So, to continue my trend of posting all the comic book homages I can find to some classic books, here is the collection of covers that I have collated that pay homage to (or just outright mock!) the cover of Frank Miller’s ‘The Dark Knight Returns’.
Since I wrote about comic books paying homage to famous comic book cover art such as that of Action Comics #1 and Amazing Fantasy #15, I’ve been noticing it happening more and more with different famous pieces of cover art. This time, I’ve cataloged all of those that pay homage to the cover of DC’s epic ‘Crisis On Infinite Earths’, issue #7. That comic was massive – not only was it part of the game-changing, world-rebooting Crisis story arc, it featured the death of one of DC’s biggest characters – “Earth-One’s” Supergirl – right there on the cover!
This stark and moving image is well recognised in the comic book world, which is not doubt the reason why so many other artists have chosen to imitate it in some way, with varying degrees of success! Below, check out the covers I’ve collected that are referencing this iconic cover in some way.
Following on from my post about the over-use of the Amazing Fantasy #15 homage cover trope, I thought it would only be proper to talk about the over-use of the Action Comics #1 cover too!
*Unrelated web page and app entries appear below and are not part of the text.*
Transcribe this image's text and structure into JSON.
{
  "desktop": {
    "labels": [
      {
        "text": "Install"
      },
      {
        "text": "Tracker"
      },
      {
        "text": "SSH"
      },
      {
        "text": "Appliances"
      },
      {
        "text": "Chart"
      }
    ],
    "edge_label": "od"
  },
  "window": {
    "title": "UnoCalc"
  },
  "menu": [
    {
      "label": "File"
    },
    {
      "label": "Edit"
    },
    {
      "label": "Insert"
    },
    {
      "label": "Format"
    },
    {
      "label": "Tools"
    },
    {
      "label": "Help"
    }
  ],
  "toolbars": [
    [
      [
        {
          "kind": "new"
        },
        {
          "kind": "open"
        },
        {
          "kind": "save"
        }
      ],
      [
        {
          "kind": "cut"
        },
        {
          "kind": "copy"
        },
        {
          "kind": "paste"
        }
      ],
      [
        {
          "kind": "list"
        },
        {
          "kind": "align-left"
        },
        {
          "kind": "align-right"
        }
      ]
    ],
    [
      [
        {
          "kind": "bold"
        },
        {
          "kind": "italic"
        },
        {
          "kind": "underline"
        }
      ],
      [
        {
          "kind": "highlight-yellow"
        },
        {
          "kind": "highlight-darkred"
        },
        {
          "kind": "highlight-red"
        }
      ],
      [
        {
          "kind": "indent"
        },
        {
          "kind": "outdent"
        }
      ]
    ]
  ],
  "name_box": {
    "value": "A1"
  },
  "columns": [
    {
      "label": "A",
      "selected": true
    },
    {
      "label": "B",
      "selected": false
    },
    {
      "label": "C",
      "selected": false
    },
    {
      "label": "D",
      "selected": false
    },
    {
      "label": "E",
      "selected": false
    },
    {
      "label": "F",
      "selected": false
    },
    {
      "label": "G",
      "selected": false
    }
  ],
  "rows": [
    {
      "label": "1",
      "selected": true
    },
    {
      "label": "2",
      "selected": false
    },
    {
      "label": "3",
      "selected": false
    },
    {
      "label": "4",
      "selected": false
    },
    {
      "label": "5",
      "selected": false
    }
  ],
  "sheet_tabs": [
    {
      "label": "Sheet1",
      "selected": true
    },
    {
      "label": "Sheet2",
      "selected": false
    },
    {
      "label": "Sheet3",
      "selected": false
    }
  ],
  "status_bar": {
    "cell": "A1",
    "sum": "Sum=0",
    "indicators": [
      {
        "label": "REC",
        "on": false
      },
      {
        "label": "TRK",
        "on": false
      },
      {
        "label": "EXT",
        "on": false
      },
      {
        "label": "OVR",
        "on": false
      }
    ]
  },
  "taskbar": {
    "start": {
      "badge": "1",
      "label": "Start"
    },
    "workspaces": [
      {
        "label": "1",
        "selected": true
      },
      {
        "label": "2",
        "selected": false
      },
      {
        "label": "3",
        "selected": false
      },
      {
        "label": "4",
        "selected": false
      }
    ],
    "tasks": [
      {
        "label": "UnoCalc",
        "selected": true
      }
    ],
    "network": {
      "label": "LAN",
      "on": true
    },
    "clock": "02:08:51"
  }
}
If you didn’t somehow already know, Action Comics #1 was the first appearance of Superman in comic books and is to this day one of the most iconic and recognisable comic book covers in existence Copies of the original go for thousands of dollars and it is seen as pretty much the birthplace of the modern superhero comic book. So it goes without saying that many other comics would rip-off it’s famous cover at some point in time!
Some have honest intentions but poor execution, some are for comedic effect, but most are just a plain lack of imagination. I will say that one occurrence that I did enjoy was getting the fleeting glimpse of the ‘Warrior Angel’ comic, stored in a glass case inside Lex Luthor’s house, in that episode of Smallville – that was a cool reference! But unfortunately not all of these are as subtle…
Amazing Fantasy #15 was the first appearance of Spider-Man, so it was obviously going to have some comics paying homage to it by referencing it’s famous cover, where Spidey is swinging through New York whilst carrying some dude under his arm. It’s completely fine to want to reference something that has influenced so much in the comic book industry, I don’t have a problem with that at all. What I do have a problem with is that it’s now been done. It’s been done soooo much.